Vermont Forest Indicators Dashboard

Damage by Invasive Pests

Score for 2017:
Long-Term Trend:
Scores are 
An invasive pest is an insect or disease that has been introduced from another country and causes extensive damage where it is introduced. Examples include emerald ash borer and Dutch elm disease, among many others. Most of our most problematic invasive pests originate from Europe and Asia because those locations have many tree species that are closely related to those found in Vermont. When an invasive pest is introduced to an area, native trees can succumb to serious damage because they have not evolved to develop chemical and physical defenses against them. To quantify the damage caused by invasive insects and diseases, we use Insect and Disease Surveys (IDS), which are annual aerial surveys of forests conducted by the State of Vermont and the USDA Forest Service to map forest disturbance, including damage caused by insects and diseases1. Here, we summed the total area mapped by pests that we could determine as invasive to Vermont. The current year is scored as the difference between the minimum and maximum (+10%) values in the record. Annual scores were computed as the deviation from the data target, scaled from 0-1.

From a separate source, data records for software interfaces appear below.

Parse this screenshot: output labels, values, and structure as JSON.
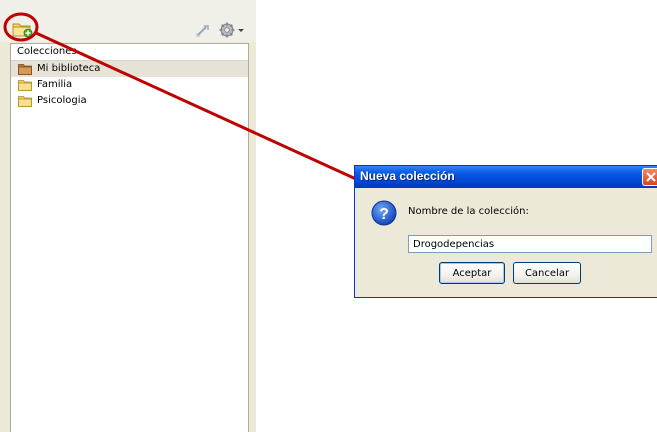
{
  "collections_pane": {
    "header": "Colecciones",
    "items": [
      {
        "label": "Mi biblioteca",
        "icon": "library-folder-icon",
        "selected": true
      },
      {
        "label": "Familia",
        "icon": "folder-icon",
        "selected": false
      },
      {
        "label": "Psicologia",
        "icon": "folder-icon",
        "selected": false
      }
    ]
  },
  "toolbar": {
    "new_collection_icon": "new-collection-icon",
    "sync_icon": "sync-icon",
    "settings_icon": "gear-icon"
  },
  "dialog": {
    "title": "Nueva colección",
    "prompt": "Nombre de la colección:",
    "input_value": "Drogodepencias",
    "accept_label": "Aceptar",
    "cancel_label": "Cancelar"
  },
  "colors": {
    "annotation": "#c00000",
    "title_bar": "#0a5ce6",
    "pane_background": "#ece9d8"
  }
}
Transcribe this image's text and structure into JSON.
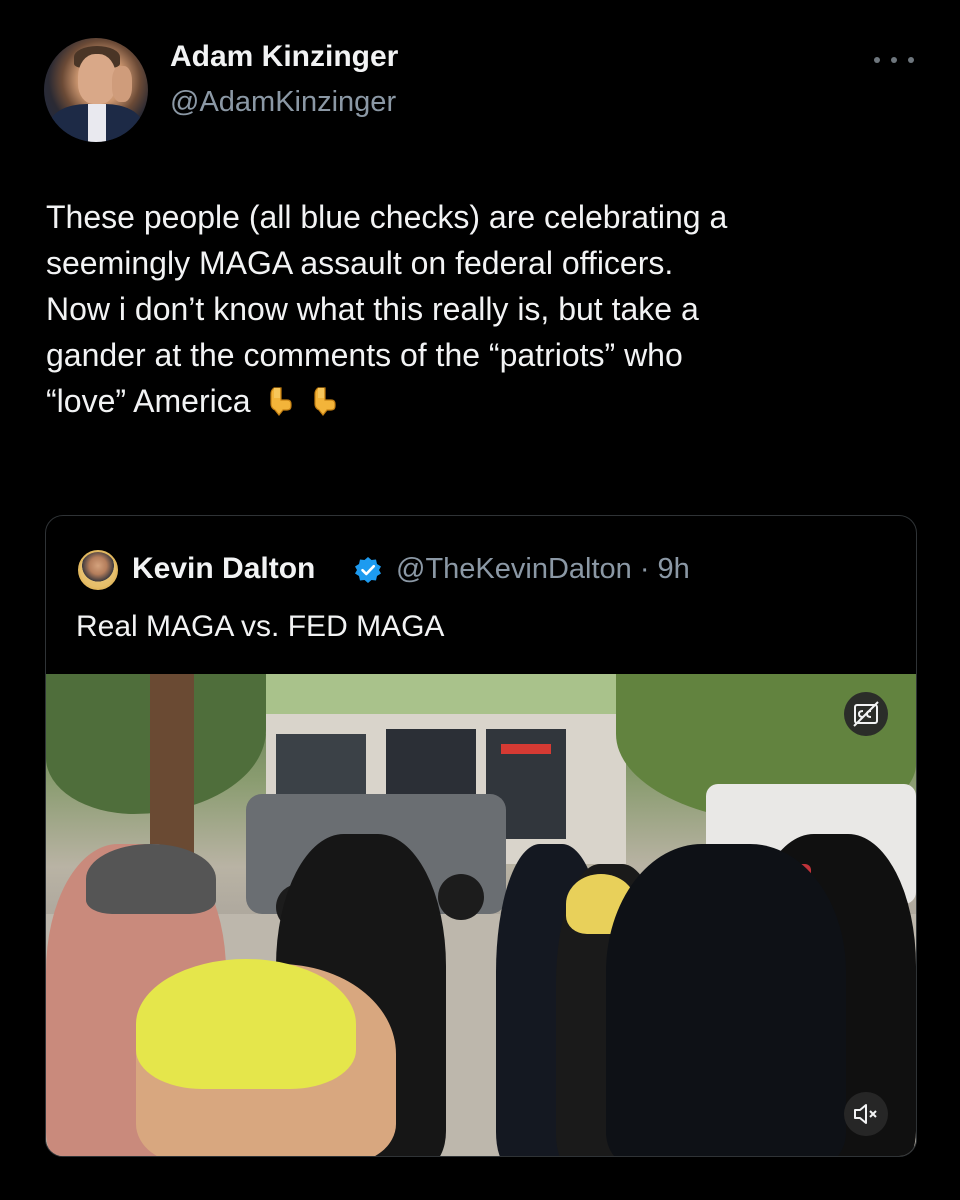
{
  "tweet": {
    "author": {
      "name": "Adam Kinzinger",
      "handle": "@AdamKinzinger"
    },
    "text": "These people (all blue checks) are celebrating a\nseemingly MAGA assault on federal officers.\nNow i don’t know what this really is, but take a\ngander at the comments of the “patriots” who\n“love” America",
    "emoji": [
      "pointing-down-icon",
      "pointing-down-icon"
    ]
  },
  "quote": {
    "author": {
      "name": "Kevin Dalton",
      "handle": "@TheKevinDalton · 9h",
      "verified": true
    },
    "text": "Real MAGA vs. FED MAGA"
  },
  "video": {
    "controls": [
      "captions-icon",
      "mute-icon"
    ]
  },
  "colors": {
    "background": "#000000",
    "text": "#f2f3f4",
    "muted_text": "#8b98a5",
    "verified_blue": "#1d9bf0",
    "border": "#2f3336"
  }
}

1 USDA Forest Service. Forest Health Protection.
FEMC Archive Resources
Dataset: Vermont Pest Origin Status